The Right Stuff
Shellac is made from the secretions of an insect, and wax is naturally present in the end product. Although the wax doesn't interfere with shellac's ability to adhere to wood or to itself, it can affect the ability of another finish to adhere to the shellac. Unless you know for certain that an old coat of shellac is of the dewaxed variety, the best course of action is to apply a fresh coat of dewaxed shellac over the old. You can buy dewaxed shellac, or make your own by allowing the wax to settle out of a fresh batch and filtering off the clear top layer.
Before applying any finish over another, first make sure the old finish is sound. If the shellac is discolored, murky or sticky, or if there are any chips or cracks, the old shellac should be removed. Luckily, shellac is fairly easy to remove with denatured alcohol. After stripping, or if the finish is sound, clean the piece with mineral spirits, then lightly sand it with 220-grit sandpaper. Wipe well with a tack rag to remove dust.
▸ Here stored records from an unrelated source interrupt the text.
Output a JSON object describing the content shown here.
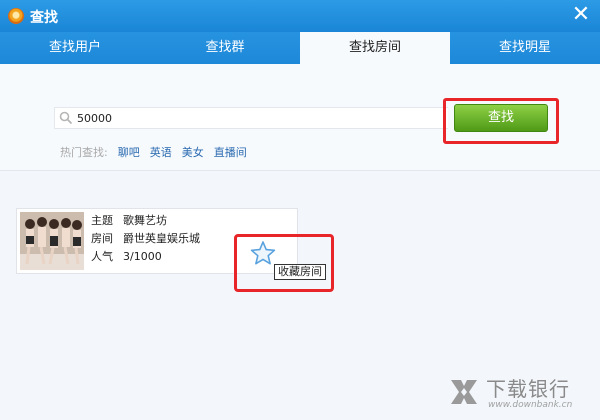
{
  "window": {
    "title": "查找",
    "close_symbol": "✕"
  },
  "tabs": [
    {
      "label": "查找用户"
    },
    {
      "label": "查找群"
    },
    {
      "label": "查找房间",
      "active": true
    },
    {
      "label": "查找明星"
    }
  ],
  "search": {
    "value": "50000",
    "button_label": "查找"
  },
  "hot": {
    "label": "热门查找:",
    "links": [
      "聊吧",
      "英语",
      "美女",
      "直播间"
    ]
  },
  "result": {
    "topic_label": "主题",
    "topic": "歌舞艺坊",
    "room_label": "房间",
    "room": "爵世英皇娱乐城",
    "popularity_label": "人气",
    "popularity": "3/1000"
  },
  "favorite": {
    "tooltip": "收藏房间"
  },
  "watermark": {
    "brand": "下载银行",
    "url": "www.downbank.cn"
  },
  "colors": {
    "title_bar": "#1a85d6",
    "search_button": "#4f9a17",
    "highlight": "#e8262a",
    "link": "#2a6ab0"
  },
  "icons": {
    "logo": "app-logo-icon",
    "close": "close-icon",
    "search": "search-icon",
    "favorite": "star-icon"
  }
}
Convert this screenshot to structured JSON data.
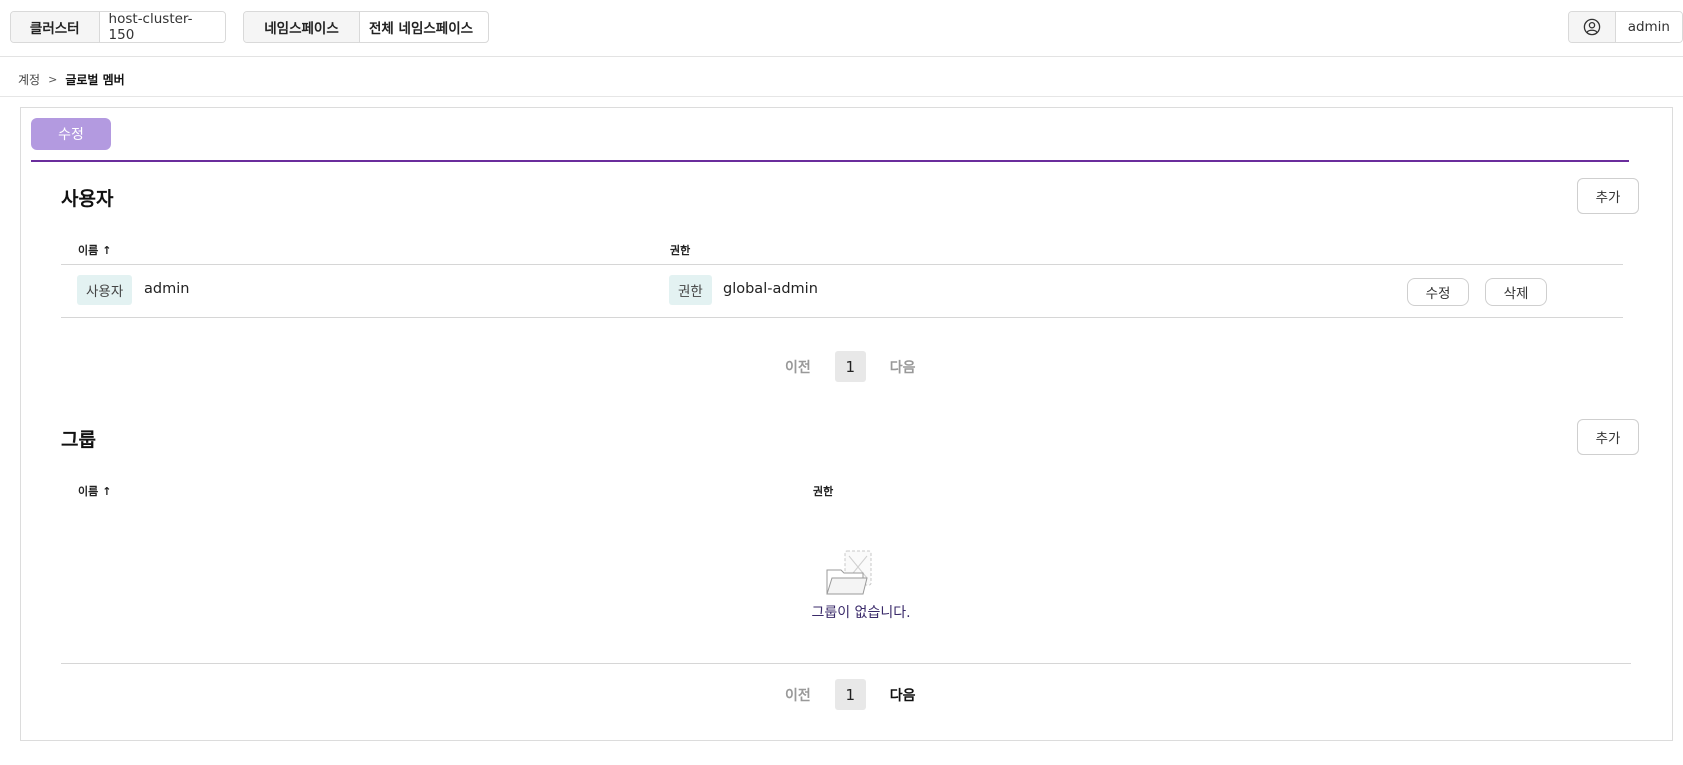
{
  "topbar": {
    "cluster_label": "클러스터",
    "cluster_value": "host-cluster-150",
    "namespace_label": "네임스페이스",
    "namespace_value": "전체 네임스페이스",
    "user_icon": "user-circle-icon",
    "user_name": "admin"
  },
  "breadcrumb": {
    "parent": "계정",
    "separator_icon": "chevron-right-icon",
    "current": "글로벌 멤버"
  },
  "toolbar": {
    "edit_label": "수정",
    "accent_color": "#b39ae0",
    "divider_color": "#6a2d9c"
  },
  "users_section": {
    "title": "사용자",
    "add_label": "추가",
    "columns": [
      "이름",
      "권한"
    ],
    "sort_icon": "arrow-up-icon",
    "rows": [
      {
        "type_tag": "사용자",
        "name": "admin",
        "role_tag": "권한",
        "role": "global-admin",
        "edit_label": "수정",
        "delete_label": "삭제"
      }
    ],
    "pager": {
      "prev": "이전",
      "page": "1",
      "next": "다음"
    }
  },
  "groups_section": {
    "title": "그룹",
    "add_label": "추가",
    "columns": [
      "이름",
      "권한"
    ],
    "sort_icon": "arrow-up-icon",
    "empty_icon": "empty-folder-icon",
    "empty_text": "그룹이 없습니다.",
    "pager": {
      "prev": "이전",
      "page": "1",
      "next": "다음"
    }
  }
}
Shellac can be applied with a pad, brush or sprayer. Remember that shellac dries very quickly, and can be tricky to apply smoothly with a brush. Whichever method you use, test your technique on scrap wood first. Also remember that this is only a thin sealing coat. Let the coat dry thoroughly, then sand it lightly with 320-grit paper. Remove the dust with a tack rag. Apply your finish coat according to the manufacturer's instructions.
Although there is some disagreement as to which wood finishes can be applied over others, most woodworkers agree that a coat of dewaxed shellac can be used underneath almost anything. When in doubt about any refinishing technique, always run tests on scrap wood.